Some promoters are syndicating conservation easement transactions that purport to give investors the opportunity to obtain charitable contribution deductions and corresponding tax savings that significantly exceed the amount an investor invested.
Typically, promoters of these schemes identify a pass-through entity that owns real property or form a pass-through entity to acquire real property. The promoters syndicate ownership interests in the pass-through entity or tiered entities that own the real property, suggesting to prospective investors that they may be entitled to a share of a charitable contribution deduction that greatly exceeds the amount of an investor’s investment. The promoters obtain an inflated appraisal of the conservation easement based on unreasonable factual assumptions and conclusions about the development potential of the real property.
In Notice 2017-10 (PDF), the IRS advises that certain of these transactions are tax avoidance transactions and identifies them and similar transactions as “Listed Transactions.” The notice applies to transactions in which the promotional materials suggest to prospective investors that they may be entitled to a share of a charitable contribution deduction that equals or exceeds two and a half times the amount invested.
Individuals entering into these and substantially similar transactions must disclose them to the IRS. In addition, material advisors in those transactions may have disclosure and list maintenance obligations.

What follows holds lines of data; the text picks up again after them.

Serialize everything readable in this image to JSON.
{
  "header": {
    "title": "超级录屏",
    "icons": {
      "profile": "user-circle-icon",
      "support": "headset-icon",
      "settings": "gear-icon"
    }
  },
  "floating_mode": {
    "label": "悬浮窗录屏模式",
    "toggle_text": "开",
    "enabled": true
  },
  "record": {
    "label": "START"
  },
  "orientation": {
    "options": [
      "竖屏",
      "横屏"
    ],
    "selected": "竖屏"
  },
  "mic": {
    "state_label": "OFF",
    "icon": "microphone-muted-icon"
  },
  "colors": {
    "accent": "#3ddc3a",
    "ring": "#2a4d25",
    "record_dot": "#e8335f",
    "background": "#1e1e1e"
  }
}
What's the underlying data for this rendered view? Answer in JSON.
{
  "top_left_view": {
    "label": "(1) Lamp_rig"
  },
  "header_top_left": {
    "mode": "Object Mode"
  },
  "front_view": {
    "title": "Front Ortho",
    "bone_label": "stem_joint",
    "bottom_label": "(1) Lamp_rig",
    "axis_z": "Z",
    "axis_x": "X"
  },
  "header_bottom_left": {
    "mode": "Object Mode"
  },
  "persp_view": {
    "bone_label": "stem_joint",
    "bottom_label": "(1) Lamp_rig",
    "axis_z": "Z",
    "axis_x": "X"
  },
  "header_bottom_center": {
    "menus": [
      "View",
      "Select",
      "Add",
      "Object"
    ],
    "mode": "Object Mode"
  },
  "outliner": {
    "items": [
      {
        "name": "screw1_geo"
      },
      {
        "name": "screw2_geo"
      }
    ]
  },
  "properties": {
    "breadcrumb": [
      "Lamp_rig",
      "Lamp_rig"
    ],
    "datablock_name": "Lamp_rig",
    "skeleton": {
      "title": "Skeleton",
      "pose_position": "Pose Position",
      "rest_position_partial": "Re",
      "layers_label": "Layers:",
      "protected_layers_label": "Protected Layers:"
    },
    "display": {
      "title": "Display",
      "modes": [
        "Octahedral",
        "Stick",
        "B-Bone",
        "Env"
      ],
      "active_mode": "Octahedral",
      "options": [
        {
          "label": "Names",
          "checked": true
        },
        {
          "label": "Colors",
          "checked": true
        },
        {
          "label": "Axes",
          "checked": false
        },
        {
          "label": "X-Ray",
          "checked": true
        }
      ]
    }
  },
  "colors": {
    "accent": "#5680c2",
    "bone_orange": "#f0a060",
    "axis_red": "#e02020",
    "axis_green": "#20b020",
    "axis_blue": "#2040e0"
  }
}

In December 2018, the Department of Justice sued to shut down promoters of a conservation easement syndicate scheme. For more see DOJ Press Release 18-1672.